▼▼▼
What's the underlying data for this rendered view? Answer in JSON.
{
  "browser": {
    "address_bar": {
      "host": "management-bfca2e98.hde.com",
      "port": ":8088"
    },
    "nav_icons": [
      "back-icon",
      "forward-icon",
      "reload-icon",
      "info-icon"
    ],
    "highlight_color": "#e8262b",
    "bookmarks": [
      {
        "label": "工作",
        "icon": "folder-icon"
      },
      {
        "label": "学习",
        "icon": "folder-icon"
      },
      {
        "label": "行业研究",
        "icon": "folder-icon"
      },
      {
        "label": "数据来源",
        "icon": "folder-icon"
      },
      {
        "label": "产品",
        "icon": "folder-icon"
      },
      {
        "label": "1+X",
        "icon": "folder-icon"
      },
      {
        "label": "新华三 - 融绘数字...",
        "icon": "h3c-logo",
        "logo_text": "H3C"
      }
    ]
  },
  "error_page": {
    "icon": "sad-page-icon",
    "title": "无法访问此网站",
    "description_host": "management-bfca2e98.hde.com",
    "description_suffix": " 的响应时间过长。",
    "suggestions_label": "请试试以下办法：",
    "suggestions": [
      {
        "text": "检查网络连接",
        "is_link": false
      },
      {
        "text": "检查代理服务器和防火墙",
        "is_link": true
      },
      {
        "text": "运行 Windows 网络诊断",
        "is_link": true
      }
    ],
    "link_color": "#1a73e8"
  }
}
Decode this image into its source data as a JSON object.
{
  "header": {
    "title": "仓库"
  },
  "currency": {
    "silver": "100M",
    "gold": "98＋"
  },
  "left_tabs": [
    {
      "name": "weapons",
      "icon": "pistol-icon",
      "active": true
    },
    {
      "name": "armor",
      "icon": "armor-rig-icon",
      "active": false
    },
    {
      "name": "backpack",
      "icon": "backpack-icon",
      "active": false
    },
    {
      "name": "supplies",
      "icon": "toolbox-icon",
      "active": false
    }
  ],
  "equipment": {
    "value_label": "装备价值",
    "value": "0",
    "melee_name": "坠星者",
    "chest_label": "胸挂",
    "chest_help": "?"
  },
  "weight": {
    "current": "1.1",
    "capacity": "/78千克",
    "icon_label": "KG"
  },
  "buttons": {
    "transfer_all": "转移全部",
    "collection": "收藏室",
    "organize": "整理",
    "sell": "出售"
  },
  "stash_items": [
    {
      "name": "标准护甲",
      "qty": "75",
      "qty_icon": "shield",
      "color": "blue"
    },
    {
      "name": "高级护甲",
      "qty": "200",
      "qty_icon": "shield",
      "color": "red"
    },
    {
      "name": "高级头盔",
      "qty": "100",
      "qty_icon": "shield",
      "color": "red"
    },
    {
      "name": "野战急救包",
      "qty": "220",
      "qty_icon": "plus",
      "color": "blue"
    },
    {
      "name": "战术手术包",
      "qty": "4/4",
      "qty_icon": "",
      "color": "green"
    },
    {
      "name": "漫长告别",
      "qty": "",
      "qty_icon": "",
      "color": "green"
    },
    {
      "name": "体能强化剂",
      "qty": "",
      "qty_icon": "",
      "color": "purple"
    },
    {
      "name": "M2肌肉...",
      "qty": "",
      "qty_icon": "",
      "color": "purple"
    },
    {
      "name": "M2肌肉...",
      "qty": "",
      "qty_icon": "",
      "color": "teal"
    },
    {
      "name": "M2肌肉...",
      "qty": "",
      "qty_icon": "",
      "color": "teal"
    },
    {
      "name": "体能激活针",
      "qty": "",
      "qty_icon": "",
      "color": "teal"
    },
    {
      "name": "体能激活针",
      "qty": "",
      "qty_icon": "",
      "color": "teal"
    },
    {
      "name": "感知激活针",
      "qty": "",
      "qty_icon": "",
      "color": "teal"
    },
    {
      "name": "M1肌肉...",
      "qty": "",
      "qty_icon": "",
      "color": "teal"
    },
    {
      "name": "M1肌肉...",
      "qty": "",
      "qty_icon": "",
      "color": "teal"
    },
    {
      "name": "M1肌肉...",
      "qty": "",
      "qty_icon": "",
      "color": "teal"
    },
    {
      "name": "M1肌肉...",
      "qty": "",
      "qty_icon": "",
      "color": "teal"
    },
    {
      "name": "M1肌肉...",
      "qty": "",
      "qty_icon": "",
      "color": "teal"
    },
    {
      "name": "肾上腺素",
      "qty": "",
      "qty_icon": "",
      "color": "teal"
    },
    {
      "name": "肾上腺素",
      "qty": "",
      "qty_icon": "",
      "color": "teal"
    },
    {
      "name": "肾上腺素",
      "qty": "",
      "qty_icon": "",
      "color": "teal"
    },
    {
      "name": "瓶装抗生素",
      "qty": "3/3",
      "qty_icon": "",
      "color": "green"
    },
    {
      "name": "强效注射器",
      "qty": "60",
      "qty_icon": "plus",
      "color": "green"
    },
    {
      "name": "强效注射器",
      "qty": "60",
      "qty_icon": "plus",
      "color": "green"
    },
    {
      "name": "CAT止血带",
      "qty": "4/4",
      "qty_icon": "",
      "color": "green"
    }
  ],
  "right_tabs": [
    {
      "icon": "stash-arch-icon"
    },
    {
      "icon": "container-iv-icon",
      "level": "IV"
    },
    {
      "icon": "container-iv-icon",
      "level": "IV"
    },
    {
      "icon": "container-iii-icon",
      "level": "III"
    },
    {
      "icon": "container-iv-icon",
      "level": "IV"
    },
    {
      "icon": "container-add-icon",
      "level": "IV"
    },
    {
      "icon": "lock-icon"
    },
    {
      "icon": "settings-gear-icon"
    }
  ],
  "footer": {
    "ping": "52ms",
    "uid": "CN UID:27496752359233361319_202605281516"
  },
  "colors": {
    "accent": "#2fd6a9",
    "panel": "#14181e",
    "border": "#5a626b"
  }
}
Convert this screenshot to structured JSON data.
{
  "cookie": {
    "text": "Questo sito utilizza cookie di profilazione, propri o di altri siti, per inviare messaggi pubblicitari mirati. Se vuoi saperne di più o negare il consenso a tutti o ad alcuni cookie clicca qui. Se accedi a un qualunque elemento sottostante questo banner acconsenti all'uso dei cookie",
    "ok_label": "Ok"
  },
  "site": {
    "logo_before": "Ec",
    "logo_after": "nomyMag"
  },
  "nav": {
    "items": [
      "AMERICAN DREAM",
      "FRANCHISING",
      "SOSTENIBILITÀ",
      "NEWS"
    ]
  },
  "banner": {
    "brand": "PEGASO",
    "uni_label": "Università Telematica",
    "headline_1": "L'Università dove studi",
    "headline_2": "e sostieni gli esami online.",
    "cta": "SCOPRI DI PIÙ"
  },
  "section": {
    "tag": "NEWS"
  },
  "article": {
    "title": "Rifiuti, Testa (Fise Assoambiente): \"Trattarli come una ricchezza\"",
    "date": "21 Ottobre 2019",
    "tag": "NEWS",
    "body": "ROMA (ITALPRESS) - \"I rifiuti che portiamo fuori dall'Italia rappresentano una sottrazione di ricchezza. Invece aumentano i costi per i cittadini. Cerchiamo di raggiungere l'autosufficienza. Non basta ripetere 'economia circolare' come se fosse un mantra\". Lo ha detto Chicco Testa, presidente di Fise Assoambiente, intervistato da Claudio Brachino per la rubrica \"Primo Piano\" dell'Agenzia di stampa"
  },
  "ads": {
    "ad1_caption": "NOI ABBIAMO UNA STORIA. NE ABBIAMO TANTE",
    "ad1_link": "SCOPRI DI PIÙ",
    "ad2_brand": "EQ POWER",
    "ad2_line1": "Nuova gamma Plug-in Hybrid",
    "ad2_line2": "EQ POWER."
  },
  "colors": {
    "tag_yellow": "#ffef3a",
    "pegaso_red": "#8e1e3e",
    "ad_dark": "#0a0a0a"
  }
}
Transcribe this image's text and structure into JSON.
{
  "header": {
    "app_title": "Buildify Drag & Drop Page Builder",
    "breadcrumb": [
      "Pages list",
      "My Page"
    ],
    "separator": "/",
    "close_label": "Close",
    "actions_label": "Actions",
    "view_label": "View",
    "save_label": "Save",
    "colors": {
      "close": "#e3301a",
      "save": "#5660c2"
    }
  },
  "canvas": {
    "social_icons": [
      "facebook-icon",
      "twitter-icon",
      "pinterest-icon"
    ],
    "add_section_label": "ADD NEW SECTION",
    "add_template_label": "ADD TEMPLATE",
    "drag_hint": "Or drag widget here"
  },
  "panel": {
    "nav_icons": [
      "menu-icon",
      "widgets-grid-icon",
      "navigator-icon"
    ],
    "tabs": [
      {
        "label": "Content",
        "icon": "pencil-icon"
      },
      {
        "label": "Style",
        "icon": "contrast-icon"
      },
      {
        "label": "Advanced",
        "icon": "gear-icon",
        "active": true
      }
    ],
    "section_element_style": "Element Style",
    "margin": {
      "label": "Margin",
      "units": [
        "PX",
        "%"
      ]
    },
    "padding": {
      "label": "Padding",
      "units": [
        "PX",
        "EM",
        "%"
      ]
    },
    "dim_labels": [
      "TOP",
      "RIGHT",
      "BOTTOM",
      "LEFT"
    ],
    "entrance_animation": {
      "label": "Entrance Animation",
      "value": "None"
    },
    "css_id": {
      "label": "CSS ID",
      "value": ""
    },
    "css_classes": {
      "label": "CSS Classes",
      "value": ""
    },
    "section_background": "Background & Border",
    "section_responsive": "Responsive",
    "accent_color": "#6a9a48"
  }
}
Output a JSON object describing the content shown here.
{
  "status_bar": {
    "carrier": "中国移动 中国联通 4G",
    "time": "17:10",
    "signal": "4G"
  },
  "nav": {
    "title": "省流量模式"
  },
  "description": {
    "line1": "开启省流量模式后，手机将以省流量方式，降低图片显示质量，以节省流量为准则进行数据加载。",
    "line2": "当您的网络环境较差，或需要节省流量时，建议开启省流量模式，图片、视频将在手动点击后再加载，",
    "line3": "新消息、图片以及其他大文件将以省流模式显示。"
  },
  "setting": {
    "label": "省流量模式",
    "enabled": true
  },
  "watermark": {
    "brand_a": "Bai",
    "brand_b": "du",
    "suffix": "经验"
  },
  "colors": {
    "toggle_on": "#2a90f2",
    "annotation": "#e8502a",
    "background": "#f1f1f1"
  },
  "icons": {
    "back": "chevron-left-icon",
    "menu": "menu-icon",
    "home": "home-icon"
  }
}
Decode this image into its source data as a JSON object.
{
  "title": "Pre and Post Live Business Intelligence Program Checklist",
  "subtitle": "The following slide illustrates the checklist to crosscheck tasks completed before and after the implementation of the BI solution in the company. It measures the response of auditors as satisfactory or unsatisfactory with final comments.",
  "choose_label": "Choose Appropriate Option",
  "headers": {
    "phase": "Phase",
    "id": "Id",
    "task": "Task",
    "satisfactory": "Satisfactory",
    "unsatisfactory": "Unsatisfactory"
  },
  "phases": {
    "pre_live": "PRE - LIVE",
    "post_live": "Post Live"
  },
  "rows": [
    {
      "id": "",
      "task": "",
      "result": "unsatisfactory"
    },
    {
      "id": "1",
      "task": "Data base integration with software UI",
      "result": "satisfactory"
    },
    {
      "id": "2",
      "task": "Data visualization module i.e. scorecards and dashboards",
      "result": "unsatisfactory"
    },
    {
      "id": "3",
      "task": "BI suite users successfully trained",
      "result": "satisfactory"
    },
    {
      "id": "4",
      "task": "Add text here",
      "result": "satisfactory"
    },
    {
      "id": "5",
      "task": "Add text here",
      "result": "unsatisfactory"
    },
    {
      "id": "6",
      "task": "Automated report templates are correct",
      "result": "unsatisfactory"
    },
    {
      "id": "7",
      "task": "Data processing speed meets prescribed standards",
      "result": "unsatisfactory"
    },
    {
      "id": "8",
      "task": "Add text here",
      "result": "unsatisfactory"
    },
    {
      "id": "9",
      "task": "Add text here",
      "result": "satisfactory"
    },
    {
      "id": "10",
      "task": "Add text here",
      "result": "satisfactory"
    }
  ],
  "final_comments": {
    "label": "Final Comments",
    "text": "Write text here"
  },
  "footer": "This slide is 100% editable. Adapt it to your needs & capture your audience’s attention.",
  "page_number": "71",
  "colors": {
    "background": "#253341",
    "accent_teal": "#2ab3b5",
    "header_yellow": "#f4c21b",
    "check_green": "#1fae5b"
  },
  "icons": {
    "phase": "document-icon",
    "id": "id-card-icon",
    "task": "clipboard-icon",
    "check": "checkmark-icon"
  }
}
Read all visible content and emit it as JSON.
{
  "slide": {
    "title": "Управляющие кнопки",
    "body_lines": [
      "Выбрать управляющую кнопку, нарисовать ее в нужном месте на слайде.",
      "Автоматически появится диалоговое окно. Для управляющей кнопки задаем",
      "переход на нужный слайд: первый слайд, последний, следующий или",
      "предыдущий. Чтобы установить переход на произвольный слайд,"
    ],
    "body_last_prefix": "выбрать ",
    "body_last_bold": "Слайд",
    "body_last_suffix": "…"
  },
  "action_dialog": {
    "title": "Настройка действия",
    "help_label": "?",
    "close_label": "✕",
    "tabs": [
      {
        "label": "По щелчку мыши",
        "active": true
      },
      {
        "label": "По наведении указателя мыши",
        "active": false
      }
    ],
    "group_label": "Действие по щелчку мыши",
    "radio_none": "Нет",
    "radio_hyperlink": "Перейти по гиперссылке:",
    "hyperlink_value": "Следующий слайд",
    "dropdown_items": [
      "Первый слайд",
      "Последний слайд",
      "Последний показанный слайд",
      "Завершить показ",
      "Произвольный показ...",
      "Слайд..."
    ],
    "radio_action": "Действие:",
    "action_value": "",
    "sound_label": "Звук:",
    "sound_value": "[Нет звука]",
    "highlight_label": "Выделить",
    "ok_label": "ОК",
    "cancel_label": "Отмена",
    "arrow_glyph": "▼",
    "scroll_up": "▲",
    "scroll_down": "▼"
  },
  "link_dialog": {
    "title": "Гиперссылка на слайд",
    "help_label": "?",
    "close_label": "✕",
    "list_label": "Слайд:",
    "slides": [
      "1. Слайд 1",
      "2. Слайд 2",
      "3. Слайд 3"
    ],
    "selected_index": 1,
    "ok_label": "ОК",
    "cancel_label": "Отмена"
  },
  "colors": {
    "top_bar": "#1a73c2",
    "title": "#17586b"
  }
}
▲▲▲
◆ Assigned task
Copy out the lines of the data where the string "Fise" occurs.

◆ Response to this task
    "title": "Rifiuti, Testa (Fise Assoambiente): \"Trattarli come una ricchezza\"",
    "body": "ROMA (ITALPRESS) - \"I rifiuti che portiamo fuori dall'Italia rappresentano una sottrazione di ricchezza. Invece aumentano i costi per i cittadini. Cerchiamo di raggiungere l'autosufficienza. Non basta ripetere 'economia circolare' come se fosse un mantra\". Lo ha detto Chicco Testa, presidente di Fise Assoambiente, intervistato da Claudio Brachino per la rubrica \"Primo Piano\" dell'Agenzia di stampa"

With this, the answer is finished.